21 day debate journey from Vermont to Missouri to Serbia to Slovenia and back to Vermont, January, 2003
| Part One | Part Two | Part Three | Part Four | Part Five | Part Six | Part Seven | Part Eight | Part Nine | Part Ten |



During the night we crossed a number of borders, and at each point I would be awakened and show my passport. It was never inspected very carefully and only took a moment. I am not even sure how often it happened. At least we entered Austria and then Germany.

I was concerned about getting off at the correct stop, so I had set my timer to wake me up before MunichÕs main station. I arose, gathered myself together, and packed while letting the music bring me into consciousness. I talked to the conductor and he assured me that I would know when we got to the right stop.

<== iBook entertainment on the night train to Munich

I watched the German countryside become much more urban Munich and the train stations began to look more like major commuter stops, although few got on or off.

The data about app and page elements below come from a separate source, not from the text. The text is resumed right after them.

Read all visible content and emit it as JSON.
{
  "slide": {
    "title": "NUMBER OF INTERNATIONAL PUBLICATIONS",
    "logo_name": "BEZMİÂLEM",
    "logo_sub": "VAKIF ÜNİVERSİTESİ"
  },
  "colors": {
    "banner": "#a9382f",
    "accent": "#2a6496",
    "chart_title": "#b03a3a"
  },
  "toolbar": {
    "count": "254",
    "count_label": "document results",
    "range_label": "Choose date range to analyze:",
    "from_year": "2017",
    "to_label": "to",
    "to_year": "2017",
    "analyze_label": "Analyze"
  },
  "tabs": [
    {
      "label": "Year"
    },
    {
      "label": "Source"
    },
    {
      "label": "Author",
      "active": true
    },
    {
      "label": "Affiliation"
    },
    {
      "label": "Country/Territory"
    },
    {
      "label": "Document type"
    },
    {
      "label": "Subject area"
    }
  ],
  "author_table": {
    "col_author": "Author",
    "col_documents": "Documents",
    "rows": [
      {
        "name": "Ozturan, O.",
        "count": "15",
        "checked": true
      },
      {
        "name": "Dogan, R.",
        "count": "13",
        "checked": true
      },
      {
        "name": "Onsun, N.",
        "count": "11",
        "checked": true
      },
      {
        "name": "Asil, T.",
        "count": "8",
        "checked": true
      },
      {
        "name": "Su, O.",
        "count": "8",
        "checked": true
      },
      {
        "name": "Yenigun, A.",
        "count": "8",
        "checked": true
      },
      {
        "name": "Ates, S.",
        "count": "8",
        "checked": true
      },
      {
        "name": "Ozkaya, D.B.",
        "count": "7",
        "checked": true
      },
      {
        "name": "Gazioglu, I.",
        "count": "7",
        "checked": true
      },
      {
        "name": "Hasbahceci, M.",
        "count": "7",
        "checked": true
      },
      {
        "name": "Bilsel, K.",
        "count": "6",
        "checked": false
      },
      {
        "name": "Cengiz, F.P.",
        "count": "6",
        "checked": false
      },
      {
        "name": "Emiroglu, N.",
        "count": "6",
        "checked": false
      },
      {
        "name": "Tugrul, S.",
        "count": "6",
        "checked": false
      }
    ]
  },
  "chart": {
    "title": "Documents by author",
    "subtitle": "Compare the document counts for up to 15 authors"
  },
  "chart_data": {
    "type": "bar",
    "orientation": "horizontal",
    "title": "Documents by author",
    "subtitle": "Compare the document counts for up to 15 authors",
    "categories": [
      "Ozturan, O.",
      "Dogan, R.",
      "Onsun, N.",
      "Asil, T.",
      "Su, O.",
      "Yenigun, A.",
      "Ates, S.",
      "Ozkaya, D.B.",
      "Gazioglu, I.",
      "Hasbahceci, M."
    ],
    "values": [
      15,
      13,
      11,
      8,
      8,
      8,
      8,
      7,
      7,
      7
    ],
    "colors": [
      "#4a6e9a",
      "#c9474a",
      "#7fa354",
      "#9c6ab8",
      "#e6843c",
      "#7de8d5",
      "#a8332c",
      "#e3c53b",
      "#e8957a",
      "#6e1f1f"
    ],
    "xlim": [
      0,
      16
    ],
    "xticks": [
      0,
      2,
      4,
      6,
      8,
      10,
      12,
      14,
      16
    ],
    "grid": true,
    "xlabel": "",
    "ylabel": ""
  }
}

The general commotion in the cabins around me made it clear that we were nearing Munich's main stop.

I trundled off the train and began wandering around the main Munich train station. It was gleaming and modern, and not that crowded even though rush hour was coming up. I noticed a hug change from Slovenia Š this is a multiracial society. Citizens of European descent were making their way to work alongside citizens who (visually) seemed to be of African and Asian descent. I found an information booth and they guided me towards the train that would take me to the airport. I found it easily and was soon aboard it and experiencing the morning commute to work of normal Munich citizens. Colorful newspapers splashed news stories alongside scantily clad buxom females in a strange pastiche of journalistic styles. It was about ten stops until the airport.

I exited at the airport along with most other people and tried to find the check in desk. I found Lufthansa and stood in line, then had my bag scanned by a huge machine and then tagged, only to be told when I got to an agent that since I was flying directly to New York I had to go to a special area and be scanned and checked in there.

<== Inside my sleeper compartment

I found the separate area (in section B of the terminal) and checked in, got a seat, and handed over my luggage. There was no problem with my not taking the Belgrade to Munich leg of my trip, so Bojana had done a good job with getting my tickets changed.

I had a lot of time to spend in the airport (about six hours) so I had breakfast (quiche, bratwurst, and water), read newspapers (International Herald Tribune, Financial Times, etc.), worked on my journal (trip too long, I was way behind), and even caught a short nap.

Soon the boarding announcement came and I saw that the flight would be very crowded. I checked through and found my seat. I had my iPod, my iBook (with movies on CD), my book (The Challenges of Ivan Illich), and a determination to not let the crowded 8+-hour flight get me down.

| In the Munich airport |

The flight was uneventful (my favorite kind) but the time went by very slowly. The person in the seat next to me got up often, so I took the opportunity to stretch my legs, because they really needed it.

We landed at New York's JFK airport and claimed my bag and made my way through immigration and customs. I called my hotel (Doubletree) and they sent a shuttle to get me. They arrived shortly and I made my way to the hotel. It was a fine hotel in a not so fine neighborhood. I checked out the restaurant and found it incredibly overpriced, so I walked a few blocks for a hamburger and came back. I tried watching cable news but found it so distasteful I switched to NBA basketball. I worked on my journal (still very behind) and then went to sleep. I was back in America.


I arose in time to take the shuttle to the airport for my flight to Burlington. I had a decent but overpriced breakfast at JFK and after a bit of work on my journal I went aboard the brief Jetblue flight to Burlington. I love Jetblue, comfortable, inexpensive, and prompt.

The flight landed in Burlington and it was cold. Really cold. It seems cold all over the world except for the Primorska seaside. I arrived at my office but thought that I should immediately go to my home to turn the heat up from 50 degrees Fahrenheit to a more acceptable level. It took quite a long time to free my car from a huge pile of snow and ice. I went home, adjusted the heat, and then stopped at Healthy Living MarketÕs organic food bar for a lunch salad before arriving back in the office at my desk. Now I was home.

The longest debate trip of my life was over. It was Tuesday afternoon, and I realized that I was scheduled to fly to Atlanta to attend the National Debate Coaches Association and the Barkley Forum for High Schools at Emory University, and I was scheduled to leave on Thursday afternoon.